Daniel Willard Streeter, was an American hunter, adventurer and author active in the 1920s, who lived in Buffalo, New York.

Elias Burton Holmes American writer, traveler, filmmaker and photographer

Elias Burton Holmes (1870–1958) was an American traveler, photographer and filmmaker, who coined the term "travelogue".

Thomas Satterwhite Noble American artist and educator

Thomas Satterwhite Noble was an American painter as well as the first head of the McMicken School of Design in Cincinnati, Ohio.

William Taylor Adams Massachusetts academic, author and politician

William Taylor Adams, pseudonym Oliver Optic, was a noted academic, author, and a member of the Massachusetts House of Representatives.

James Otis Kaler Journalist, childrens writer, educator

James Otis Kaler was an American journalist and author of children’s literature. He wrote under the name James Otis.

C. A. Stephens was an American writer of short stories and articles.

Harry Castlemon American writer

Charles Austin Fosdick, better known by his nom de plumeHarry Castlemon, was a prolific writer of juvenile stories and novels, intended mainly for boys. He was born in Randolph, New York, and received a high school diploma from Central High School in Buffalo, New York. He served in the Union Navy from 1862 to 1865, during the American Civil War, acting as the receiver and superintendent of coal for the Mississippi River Squadron. Fosdick had begun to write as a teenager, and drew on his experiences serving in the Navy in such early novels as Frank on a Gunboat (1864) and Frank on the Lower Mississippi (1867). He soon became the most-read author for boys in the post-Civil War era, the golden age of children's literature.

Elbridge Streeter Brooks American writer

Elbridge Streeter Brooks was an American author, editor, and critic. He is chiefly remembered as an author of numerous works of fiction and nonfiction for children, much of it on historical or patriotic subjects. His byline for most of his writing was Elbridge S. Brooks.

Reverend Henry Cadwallader Adams was a 19th-century English cleric, schoolmaster and writer of children's novels.

James Jeffrey Roche American journalist

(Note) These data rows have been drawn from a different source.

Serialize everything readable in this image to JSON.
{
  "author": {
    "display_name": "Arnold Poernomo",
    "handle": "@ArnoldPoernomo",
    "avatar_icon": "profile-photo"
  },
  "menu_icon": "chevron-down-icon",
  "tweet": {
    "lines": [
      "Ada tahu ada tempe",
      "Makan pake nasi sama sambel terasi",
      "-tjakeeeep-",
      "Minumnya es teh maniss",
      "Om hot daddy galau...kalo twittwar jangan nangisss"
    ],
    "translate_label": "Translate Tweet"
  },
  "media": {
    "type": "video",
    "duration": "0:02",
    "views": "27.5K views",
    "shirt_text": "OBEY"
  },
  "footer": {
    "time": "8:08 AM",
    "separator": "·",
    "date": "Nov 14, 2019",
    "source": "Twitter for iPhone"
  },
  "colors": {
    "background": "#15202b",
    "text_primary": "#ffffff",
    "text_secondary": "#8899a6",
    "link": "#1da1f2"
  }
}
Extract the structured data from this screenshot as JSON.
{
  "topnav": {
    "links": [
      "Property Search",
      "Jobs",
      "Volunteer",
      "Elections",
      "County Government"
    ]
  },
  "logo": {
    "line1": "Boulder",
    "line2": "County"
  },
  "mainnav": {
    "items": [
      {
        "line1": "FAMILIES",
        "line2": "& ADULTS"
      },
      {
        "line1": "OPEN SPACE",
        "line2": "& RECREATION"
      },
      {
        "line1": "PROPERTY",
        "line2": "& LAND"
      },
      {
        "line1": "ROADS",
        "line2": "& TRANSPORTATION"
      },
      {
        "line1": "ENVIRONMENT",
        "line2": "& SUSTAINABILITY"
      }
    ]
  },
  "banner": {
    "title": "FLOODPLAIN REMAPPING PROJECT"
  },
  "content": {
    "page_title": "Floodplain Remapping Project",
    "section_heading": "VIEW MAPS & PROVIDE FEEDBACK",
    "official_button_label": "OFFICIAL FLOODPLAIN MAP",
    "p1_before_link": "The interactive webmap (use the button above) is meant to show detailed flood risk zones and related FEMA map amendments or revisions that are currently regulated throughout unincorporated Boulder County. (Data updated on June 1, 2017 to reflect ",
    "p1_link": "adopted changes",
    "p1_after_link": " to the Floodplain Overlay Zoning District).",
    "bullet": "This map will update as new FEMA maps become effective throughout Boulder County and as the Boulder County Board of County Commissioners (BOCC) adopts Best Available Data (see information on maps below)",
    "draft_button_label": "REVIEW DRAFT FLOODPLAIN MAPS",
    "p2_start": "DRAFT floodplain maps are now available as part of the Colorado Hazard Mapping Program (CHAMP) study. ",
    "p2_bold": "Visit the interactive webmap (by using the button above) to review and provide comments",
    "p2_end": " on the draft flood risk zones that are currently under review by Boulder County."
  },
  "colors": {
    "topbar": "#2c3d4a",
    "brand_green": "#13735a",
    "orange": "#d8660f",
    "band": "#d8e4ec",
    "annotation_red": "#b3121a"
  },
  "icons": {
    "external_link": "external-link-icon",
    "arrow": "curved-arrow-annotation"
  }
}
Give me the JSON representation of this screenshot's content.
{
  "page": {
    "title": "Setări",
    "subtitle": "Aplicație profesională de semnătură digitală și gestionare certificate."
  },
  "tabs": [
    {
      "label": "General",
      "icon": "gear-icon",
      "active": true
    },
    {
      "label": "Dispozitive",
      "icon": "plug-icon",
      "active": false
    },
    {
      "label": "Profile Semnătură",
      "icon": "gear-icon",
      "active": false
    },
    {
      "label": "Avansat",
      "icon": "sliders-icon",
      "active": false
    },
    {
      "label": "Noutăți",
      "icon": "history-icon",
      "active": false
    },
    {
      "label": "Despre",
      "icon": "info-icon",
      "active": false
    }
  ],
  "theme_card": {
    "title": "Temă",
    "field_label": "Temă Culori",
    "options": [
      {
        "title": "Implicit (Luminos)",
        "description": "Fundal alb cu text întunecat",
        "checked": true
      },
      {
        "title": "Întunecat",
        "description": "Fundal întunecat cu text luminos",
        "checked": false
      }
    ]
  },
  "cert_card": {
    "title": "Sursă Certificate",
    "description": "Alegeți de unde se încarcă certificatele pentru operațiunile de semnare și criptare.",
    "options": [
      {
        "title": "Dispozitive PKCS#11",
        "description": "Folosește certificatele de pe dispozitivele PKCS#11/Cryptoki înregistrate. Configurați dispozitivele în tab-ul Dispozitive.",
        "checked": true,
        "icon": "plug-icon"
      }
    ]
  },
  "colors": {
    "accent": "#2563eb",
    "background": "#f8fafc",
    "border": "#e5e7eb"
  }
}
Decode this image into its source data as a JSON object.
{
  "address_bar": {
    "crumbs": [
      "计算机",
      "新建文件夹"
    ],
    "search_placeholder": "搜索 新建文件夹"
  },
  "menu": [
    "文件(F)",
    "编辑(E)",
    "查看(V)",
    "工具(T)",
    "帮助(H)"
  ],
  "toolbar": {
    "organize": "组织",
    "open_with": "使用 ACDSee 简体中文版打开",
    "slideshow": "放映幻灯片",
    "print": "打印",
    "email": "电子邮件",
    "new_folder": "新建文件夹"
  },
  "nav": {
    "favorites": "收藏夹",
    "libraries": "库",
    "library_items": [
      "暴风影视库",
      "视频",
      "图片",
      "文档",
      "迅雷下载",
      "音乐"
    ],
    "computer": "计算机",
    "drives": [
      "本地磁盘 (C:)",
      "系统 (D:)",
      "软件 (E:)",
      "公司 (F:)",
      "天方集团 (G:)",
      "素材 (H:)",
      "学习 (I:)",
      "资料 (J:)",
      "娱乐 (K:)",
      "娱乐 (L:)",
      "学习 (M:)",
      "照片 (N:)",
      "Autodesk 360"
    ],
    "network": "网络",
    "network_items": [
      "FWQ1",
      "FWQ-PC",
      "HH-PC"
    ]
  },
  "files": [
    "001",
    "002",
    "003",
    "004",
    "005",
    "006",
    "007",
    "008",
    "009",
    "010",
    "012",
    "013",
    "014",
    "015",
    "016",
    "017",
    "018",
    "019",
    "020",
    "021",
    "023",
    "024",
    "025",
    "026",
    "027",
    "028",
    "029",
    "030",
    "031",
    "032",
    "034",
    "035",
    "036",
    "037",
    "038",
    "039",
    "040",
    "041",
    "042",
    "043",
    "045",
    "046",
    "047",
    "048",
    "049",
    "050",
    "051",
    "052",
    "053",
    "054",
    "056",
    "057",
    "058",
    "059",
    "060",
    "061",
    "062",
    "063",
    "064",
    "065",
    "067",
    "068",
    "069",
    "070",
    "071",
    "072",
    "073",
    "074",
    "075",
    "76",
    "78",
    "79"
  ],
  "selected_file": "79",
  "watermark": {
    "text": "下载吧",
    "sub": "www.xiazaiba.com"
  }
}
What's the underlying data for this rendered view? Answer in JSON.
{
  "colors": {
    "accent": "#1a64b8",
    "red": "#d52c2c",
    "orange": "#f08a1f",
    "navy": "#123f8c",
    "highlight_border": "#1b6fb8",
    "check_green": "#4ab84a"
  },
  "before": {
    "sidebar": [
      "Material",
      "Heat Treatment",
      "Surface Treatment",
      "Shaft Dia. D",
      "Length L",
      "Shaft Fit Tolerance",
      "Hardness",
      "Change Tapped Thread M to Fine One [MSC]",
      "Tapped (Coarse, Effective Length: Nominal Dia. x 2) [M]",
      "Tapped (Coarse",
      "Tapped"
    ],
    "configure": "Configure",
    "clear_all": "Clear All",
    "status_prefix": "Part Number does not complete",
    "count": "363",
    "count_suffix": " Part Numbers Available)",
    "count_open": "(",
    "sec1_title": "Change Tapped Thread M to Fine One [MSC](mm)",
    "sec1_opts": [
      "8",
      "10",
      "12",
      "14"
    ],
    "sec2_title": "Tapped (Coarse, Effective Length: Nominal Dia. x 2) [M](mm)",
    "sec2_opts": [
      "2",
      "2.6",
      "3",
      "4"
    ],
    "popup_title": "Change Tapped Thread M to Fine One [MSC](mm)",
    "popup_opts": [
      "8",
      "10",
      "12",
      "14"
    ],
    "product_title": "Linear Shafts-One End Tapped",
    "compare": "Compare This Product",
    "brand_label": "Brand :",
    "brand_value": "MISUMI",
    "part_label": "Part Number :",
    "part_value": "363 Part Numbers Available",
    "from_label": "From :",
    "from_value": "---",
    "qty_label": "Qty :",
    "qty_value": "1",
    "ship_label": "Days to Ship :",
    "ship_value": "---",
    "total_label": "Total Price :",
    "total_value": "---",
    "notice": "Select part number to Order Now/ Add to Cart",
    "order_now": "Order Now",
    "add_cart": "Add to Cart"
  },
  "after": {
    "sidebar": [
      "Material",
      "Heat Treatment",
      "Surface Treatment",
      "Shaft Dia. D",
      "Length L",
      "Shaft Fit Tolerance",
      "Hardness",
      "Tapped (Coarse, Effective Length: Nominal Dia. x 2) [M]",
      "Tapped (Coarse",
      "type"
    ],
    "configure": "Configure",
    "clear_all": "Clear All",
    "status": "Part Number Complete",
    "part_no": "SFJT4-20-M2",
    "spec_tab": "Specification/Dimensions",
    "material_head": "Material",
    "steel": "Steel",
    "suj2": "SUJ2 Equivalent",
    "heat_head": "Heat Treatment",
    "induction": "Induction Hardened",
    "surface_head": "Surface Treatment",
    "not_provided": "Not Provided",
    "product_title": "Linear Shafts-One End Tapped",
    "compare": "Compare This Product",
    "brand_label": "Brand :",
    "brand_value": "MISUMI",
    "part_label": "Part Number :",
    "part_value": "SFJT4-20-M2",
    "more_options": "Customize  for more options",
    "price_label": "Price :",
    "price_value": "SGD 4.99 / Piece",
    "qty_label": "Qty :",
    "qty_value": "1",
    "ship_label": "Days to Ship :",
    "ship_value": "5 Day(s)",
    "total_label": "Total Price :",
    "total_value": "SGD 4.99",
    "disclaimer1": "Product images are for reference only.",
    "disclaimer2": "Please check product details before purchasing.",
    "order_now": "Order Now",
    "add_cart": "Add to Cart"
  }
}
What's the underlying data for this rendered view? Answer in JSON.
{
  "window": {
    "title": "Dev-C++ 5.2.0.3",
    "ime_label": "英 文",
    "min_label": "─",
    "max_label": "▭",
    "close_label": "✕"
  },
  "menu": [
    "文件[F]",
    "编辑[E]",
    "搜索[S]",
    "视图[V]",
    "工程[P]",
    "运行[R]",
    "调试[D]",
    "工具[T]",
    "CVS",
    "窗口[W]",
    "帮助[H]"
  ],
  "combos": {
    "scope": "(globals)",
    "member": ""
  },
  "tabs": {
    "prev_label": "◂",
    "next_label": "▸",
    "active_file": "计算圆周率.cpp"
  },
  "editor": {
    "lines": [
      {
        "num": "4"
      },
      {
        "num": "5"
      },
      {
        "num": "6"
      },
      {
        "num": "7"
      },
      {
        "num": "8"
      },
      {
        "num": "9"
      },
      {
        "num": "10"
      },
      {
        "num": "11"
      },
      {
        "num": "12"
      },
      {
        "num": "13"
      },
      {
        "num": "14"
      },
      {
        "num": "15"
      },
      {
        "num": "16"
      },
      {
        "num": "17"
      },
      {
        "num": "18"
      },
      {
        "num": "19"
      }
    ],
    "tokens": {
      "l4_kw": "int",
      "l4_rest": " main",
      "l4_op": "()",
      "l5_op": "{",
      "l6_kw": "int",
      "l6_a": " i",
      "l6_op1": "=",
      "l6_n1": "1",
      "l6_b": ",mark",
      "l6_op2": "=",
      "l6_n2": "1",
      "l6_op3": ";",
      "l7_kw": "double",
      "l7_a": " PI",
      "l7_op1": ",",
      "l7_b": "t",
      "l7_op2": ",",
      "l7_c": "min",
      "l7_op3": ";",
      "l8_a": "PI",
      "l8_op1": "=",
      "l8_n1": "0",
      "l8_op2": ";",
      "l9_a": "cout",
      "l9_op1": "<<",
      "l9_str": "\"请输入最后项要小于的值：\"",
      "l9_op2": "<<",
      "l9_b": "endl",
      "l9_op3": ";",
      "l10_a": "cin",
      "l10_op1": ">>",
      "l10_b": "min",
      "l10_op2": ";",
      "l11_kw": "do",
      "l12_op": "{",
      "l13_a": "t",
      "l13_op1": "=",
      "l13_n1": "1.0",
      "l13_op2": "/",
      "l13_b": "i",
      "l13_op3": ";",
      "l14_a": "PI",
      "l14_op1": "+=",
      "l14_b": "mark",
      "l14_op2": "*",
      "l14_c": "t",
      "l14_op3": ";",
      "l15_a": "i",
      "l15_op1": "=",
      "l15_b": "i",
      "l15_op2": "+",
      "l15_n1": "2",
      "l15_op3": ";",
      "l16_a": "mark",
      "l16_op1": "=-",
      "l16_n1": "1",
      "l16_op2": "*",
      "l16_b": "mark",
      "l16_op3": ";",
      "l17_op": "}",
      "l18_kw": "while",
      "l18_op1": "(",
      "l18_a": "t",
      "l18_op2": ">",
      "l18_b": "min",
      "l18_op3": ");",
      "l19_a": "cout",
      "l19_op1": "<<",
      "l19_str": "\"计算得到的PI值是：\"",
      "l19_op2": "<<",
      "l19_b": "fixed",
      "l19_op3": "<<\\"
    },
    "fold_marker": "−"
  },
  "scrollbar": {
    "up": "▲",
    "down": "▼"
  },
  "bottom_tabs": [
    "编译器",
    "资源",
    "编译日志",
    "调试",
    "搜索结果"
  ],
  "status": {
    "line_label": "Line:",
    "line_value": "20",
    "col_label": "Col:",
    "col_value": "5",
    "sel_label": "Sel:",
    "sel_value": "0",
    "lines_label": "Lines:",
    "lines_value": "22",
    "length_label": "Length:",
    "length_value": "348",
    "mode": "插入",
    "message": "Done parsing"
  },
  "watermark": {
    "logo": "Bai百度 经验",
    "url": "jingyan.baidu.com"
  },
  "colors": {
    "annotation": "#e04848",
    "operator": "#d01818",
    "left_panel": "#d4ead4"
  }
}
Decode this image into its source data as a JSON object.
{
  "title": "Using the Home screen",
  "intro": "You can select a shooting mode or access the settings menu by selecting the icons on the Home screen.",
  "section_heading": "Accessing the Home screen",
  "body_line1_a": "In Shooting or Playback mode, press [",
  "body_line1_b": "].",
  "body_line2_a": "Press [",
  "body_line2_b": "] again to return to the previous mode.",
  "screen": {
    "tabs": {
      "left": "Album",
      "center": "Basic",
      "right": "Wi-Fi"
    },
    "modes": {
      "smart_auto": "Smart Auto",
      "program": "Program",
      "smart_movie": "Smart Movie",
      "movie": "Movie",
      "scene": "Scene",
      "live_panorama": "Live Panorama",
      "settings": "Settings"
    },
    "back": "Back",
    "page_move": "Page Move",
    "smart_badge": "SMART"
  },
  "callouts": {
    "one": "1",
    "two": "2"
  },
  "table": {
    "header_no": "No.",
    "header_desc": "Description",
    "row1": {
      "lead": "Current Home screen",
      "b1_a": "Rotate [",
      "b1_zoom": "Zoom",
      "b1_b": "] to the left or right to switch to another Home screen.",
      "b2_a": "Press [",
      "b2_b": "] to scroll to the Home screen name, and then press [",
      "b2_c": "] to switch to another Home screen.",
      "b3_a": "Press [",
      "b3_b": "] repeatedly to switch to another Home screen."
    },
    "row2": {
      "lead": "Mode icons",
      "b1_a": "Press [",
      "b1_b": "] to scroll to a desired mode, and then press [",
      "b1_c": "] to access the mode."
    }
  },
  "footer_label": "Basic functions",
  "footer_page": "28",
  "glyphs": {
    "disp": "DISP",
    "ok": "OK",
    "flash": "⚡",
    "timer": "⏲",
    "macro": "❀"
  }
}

James Jeffrey Roche was an Irish-American poet, journalist and diplomat. Roche emigrated as a young child, and grew up in Prince Edward Island, Canada. He came to Boston in 1866, and joined the staff of the Irish newspaper. He became editor-in-chief in 1890, and was a leading spokesman for Catholic intellectuals in New England. When most Democrats in the region deserted William Jennings Bryan in 1896, Roche and the Pilot gave Brian strong support. At the end of his life he was the American Consul in Switzerland.

Benjamin Kinsman Phelps was an American lawyer and politician from New York.

Mark Twain bibliography

Samuel Langhorne Clemens, well known by his pen name Mark Twain, was an American author and humorist. Twain is noted for his novels Adventures of Huckleberry Finn (1884), which has been called "the Great American Novel," and The Adventures of Tom Sawyer (1876). He also wrote poetry, short stories, essays, and non-fiction.

Dillon Wallace American lawyer and writer

Dillon Wallace (1863-1939) was an American lawyer, outdoorsman, author of non-fiction, fiction and magazine articles. His first book, The Lure of the Labrador Wild (1905) was a best-seller, as were many of his later books.

Samuel Lorenzo Knapp was an American author and lawyer.

Frederick Boyle (1841–1914) was an English author, journalist, barrister, and orchid fancier.


  1. 1 2 3 4 5 6 "Death of Col. Thomas W. Knox; The Lotos Club's Ex-Secretary Passes Away Suddenly". New York Times . January 7, 1896. p. 16.
  2. Phelps, James R. Thomas Wallace Knox: An Uncommon American Adventurer in the Holy Land (unpublished research paper). Accessed May 13, 2011.
  3. "Pembroke, New Hampshire". Retrieved March 21, 2014.

Further reading